Leave out the pictures and copy each record below exactly.

> [Material for the task]:
=== Section Start ===
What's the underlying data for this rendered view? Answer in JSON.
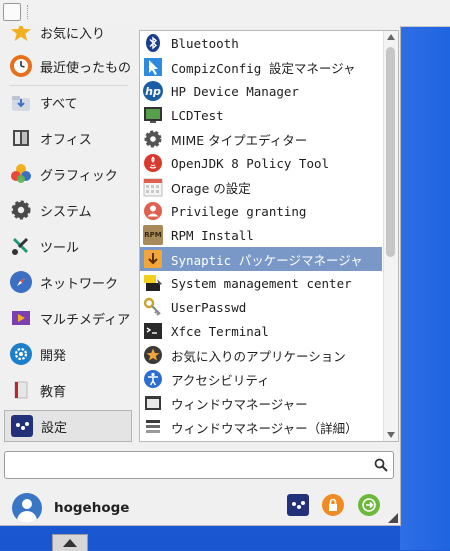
{
  "categories": [
    {
      "label": "お気に入り",
      "icon": "star-icon",
      "color": "#f2b01e"
    },
    {
      "label": "最近使ったもの",
      "icon": "clock-icon",
      "color": "#e86f1b"
    },
    {
      "label": "すべて",
      "icon": "download-folder-icon",
      "color": "#5c8bd6"
    },
    {
      "label": "オフィス",
      "icon": "office-icon",
      "color": "#444444"
    },
    {
      "label": "グラフィック",
      "icon": "graphics-icon",
      "color": "#e64a3c"
    },
    {
      "label": "システム",
      "icon": "gear-icon",
      "color": "#444444"
    },
    {
      "label": "ツール",
      "icon": "tools-icon",
      "color": "#1b9a76"
    },
    {
      "label": "ネットワーク",
      "icon": "compass-icon",
      "color": "#3b6fc4"
    },
    {
      "label": "マルチメディア",
      "icon": "multimedia-icon",
      "color": "#7b3fb0"
    },
    {
      "label": "開発",
      "icon": "development-icon",
      "color": "#1d7fc9"
    },
    {
      "label": "教育",
      "icon": "education-icon",
      "color": "#c4222c"
    },
    {
      "label": "設定",
      "icon": "settings-icon",
      "color": "#23307a"
    }
  ],
  "selected_category": "設定",
  "apps": [
    {
      "label": "Bluetooth",
      "icon": "bluetooth-icon"
    },
    {
      "label": "CompizConfig 設定マネージャ",
      "icon": "compiz-icon"
    },
    {
      "label": "HP Device Manager",
      "icon": "hp-icon"
    },
    {
      "label": "LCDTest",
      "icon": "lcd-monitor-icon"
    },
    {
      "label": "MIME タイプエディター",
      "icon": "gear-icon"
    },
    {
      "label": "OpenJDK 8 Policy Tool",
      "icon": "java-icon"
    },
    {
      "label": "Orage の設定",
      "icon": "calendar-icon"
    },
    {
      "label": "Privilege granting",
      "icon": "user-lock-icon"
    },
    {
      "label": "RPM Install",
      "icon": "rpm-package-icon"
    },
    {
      "label": "Synaptic パッケージマネージャ",
      "icon": "package-download-icon"
    },
    {
      "label": "System management center",
      "icon": "sysmgmt-icon"
    },
    {
      "label": "UserPasswd",
      "icon": "keys-icon"
    },
    {
      "label": "Xfce Terminal",
      "icon": "terminal-icon"
    },
    {
      "label": "お気に入りのアプリケーション",
      "icon": "star-circle-icon"
    },
    {
      "label": "アクセシビリティ",
      "icon": "accessibility-icon"
    },
    {
      "label": "ウィンドウマネージャー",
      "icon": "window-icon"
    },
    {
      "label": "ウィンドウマネージャー（詳細）",
      "icon": "window-advanced-icon"
    }
  ],
  "selected_app": "Synaptic パッケージマネージャ",
  "hp_icon_text": "hp",
  "rpm_icon_text": "RPM",
  "search": {
    "value": "",
    "placeholder": ""
  },
  "user": {
    "name": "hogehoge"
  },
  "colors": {
    "selection": "#7a98c7",
    "desktop": "#1e5bd6",
    "lock": "#f08a24",
    "logout": "#6bb83a"
  }
}
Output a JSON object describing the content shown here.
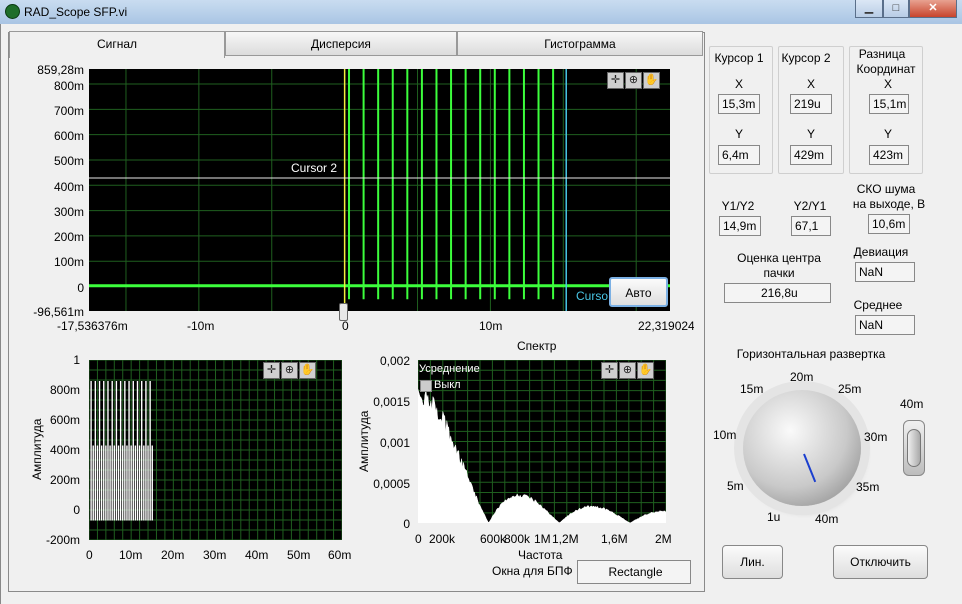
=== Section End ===
> [Exercise answer]:
What's the underlying data for this rendered view? Answer in JSON.
{
  "categories": [
    {
      "label": "お気に入り",
      "icon": "star-icon",
      "color": "#f2b01e"
    },
    {
      "label": "最近使ったもの",
      "icon": "clock-icon",
      "color": "#e86f1b"
    },
    {
      "label": "すべて",
      "icon": "download-folder-icon",
      "color": "#5c8bd6"
    },
    {
      "label": "オフィス",
      "icon": "office-icon",
      "color": "#444444"
    },
    {
      "label": "グラフィック",
      "icon": "graphics-icon",
      "color": "#e64a3c"
    },
    {
      "label": "システム",
      "icon": "gear-icon",
      "color": "#444444"
    },
    {
      "label": "ツール",
      "icon": "tools-icon",
      "color": "#1b9a76"
    },
    {
      "label": "ネットワーク",
      "icon": "compass-icon",
      "color": "#3b6fc4"
    },
    {
      "label": "マルチメディア",
      "icon": "multimedia-icon",
      "color": "#7b3fb0"
    },
    {
      "label": "開発",
      "icon": "development-icon",
      "color": "#1d7fc9"
    },
    {
      "label": "教育",
      "icon": "education-icon",
      "color": "#c4222c"
    },
    {
      "label": "設定",
      "icon": "settings-icon",
      "color": "#23307a"
    }
  ],
  "selected_category": "設定",
  "apps": [
    {
      "label": "Bluetooth",
      "icon": "bluetooth-icon"
    },
    {
      "label": "CompizConfig 設定マネージャ",
      "icon": "compiz-icon"
    },
    {
      "label": "HP Device Manager",
      "icon": "hp-icon"
    },
    {
      "label": "LCDTest",
      "icon": "lcd-monitor-icon"
    },
    {
      "label": "MIME タイプエディター",
      "icon": "gear-icon"
    },
    {
      "label": "OpenJDK 8 Policy Tool",
      "icon": "java-icon"
    },
    {
      "label": "Orage の設定",
      "icon": "calendar-icon"
    },
    {
      "label": "Privilege granting",
      "icon": "user-lock-icon"
    },
    {
      "label": "RPM Install",
      "icon": "rpm-package-icon"
    },
    {
      "label": "Synaptic パッケージマネージャ",
      "icon": "package-download-icon"
    },
    {
      "label": "System management center",
      "icon": "sysmgmt-icon"
    },
    {
      "label": "UserPasswd",
      "icon": "keys-icon"
    },
    {
      "label": "Xfce Terminal",
      "icon": "terminal-icon"
    },
    {
      "label": "お気に入りのアプリケーション",
      "icon": "star-circle-icon"
    },
    {
      "label": "アクセシビリティ",
      "icon": "accessibility-icon"
    },
    {
      "label": "ウィンドウマネージャー",
      "icon": "window-icon"
    },
    {
      "label": "ウィンドウマネージャー（詳細）",
      "icon": "window-advanced-icon"
    }
  ],
  "selected_app": "Synaptic パッケージマネージャ",
  "hp_icon_text": "hp",
  "rpm_icon_text": "RPM",
  "search": {
    "value": "",
    "placeholder": ""
  },
  "user": {
    "name": "hogehoge"
  },
  "colors": {
    "selection": "#7a98c7",
    "desktop": "#1e5bd6",
    "lock": "#f08a24",
    "logout": "#6bb83a"
  }
}
Output a JSON object describing the content shown here.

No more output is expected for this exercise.